§ **THE TASK**: What follows is a set of records; repeat them exactly, without the pictures.

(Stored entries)
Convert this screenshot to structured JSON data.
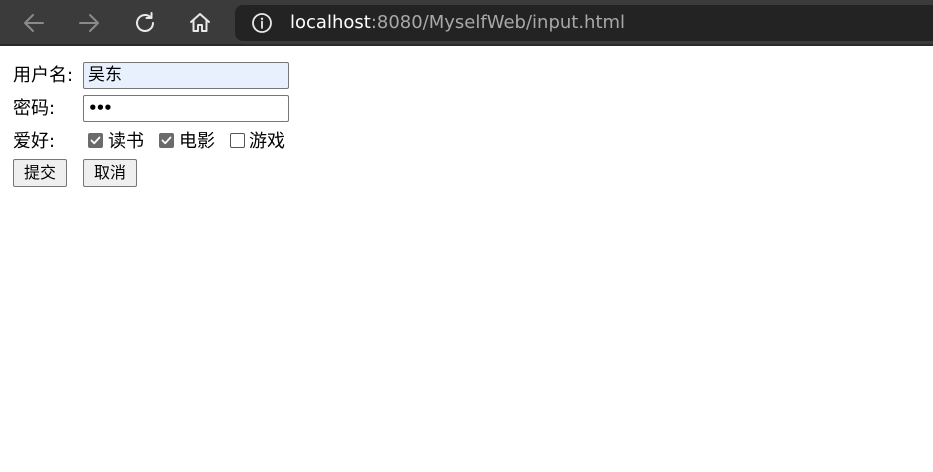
{
  "browser": {
    "url_host": "localhost",
    "url_rest": ":8080/MyselfWeb/input.html",
    "nav_icons": [
      "back-icon",
      "forward-icon",
      "refresh-icon",
      "home-icon",
      "info-icon"
    ]
  },
  "form": {
    "username": {
      "label": "用户名:",
      "value": "吴东"
    },
    "password": {
      "label": "密码:",
      "value_masked": "•••"
    },
    "hobbies": {
      "label": "爱好:",
      "options": [
        {
          "label": "读书",
          "checked": true
        },
        {
          "label": "电影",
          "checked": true
        },
        {
          "label": "游戏",
          "checked": false
        }
      ]
    },
    "submit_label": "提交",
    "cancel_label": "取消"
  }
}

§ **RESPONSE BELOW**:
Convert this screenshot to structured JSON data.
{
  "browser": {
    "url_host": "localhost",
    "url_rest": ":8080/MyselfWeb/input.html",
    "nav_icons": [
      "back-icon",
      "forward-icon",
      "refresh-icon",
      "home-icon",
      "info-icon"
    ]
  },
  "form": {
    "username": {
      "label": "用户名:",
      "value": "吴东"
    },
    "password": {
      "label": "密码:",
      "value_masked": "•••"
    },
    "hobbies": {
      "label": "爱好:",
      "options": [
        {
          "label": "读书",
          "checked": true
        },
        {
          "label": "电影",
          "checked": true
        },
        {
          "label": "游戏",
          "checked": false
        }
      ]
    },
    "submit_label": "提交",
    "cancel_label": "取消"
  }
}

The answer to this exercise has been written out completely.